Matthew Rampley’s The Vienna School of Art History is the first book in over seventy-five years to study in depth and in context the practices of art history from 1847, the year the first teaching position in the discipline was created, to 1918, the collapse of Austria-Hungary. It traces the emergence of art history as a discipline, the establishment of norms of scholarly inquiry, and the involvement of art historians in wider debates about the cultural and political identity of the monarchy.
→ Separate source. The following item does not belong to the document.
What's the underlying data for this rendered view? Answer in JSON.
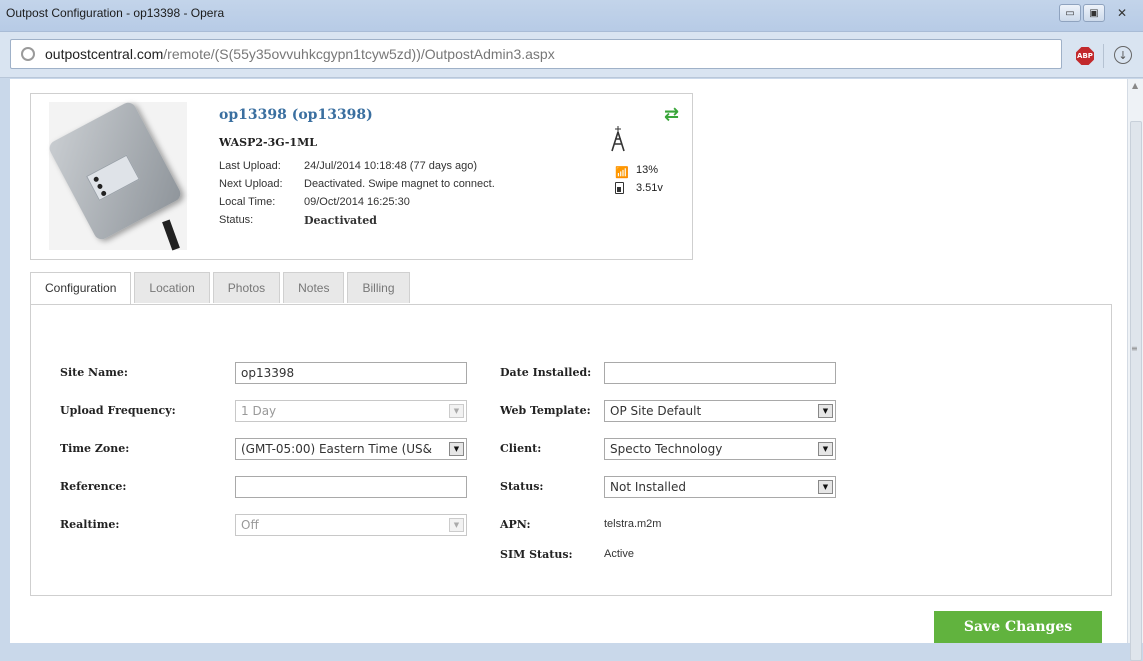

The so-called Vienna School plays the central role in the study, but Rampley also examines the formation of art history elsewhere in Austria-Hungary. Located in the Habsburg imperial capital, Vienna art historians frequently became entangled in debates that were of importance to art historians elsewhere in the Empire, and Rampley pays particular attention to these areas of overlapping interest. He also analyzes the methodological innovations for which the Vienna School was well known. Rampley focuses most fully, however, on the larger political and ideological context of the practice of art history—particularly the way in which art-historical debates served as proxies for wider arguments over the political, social, and cultural life of the Habsburg Empire.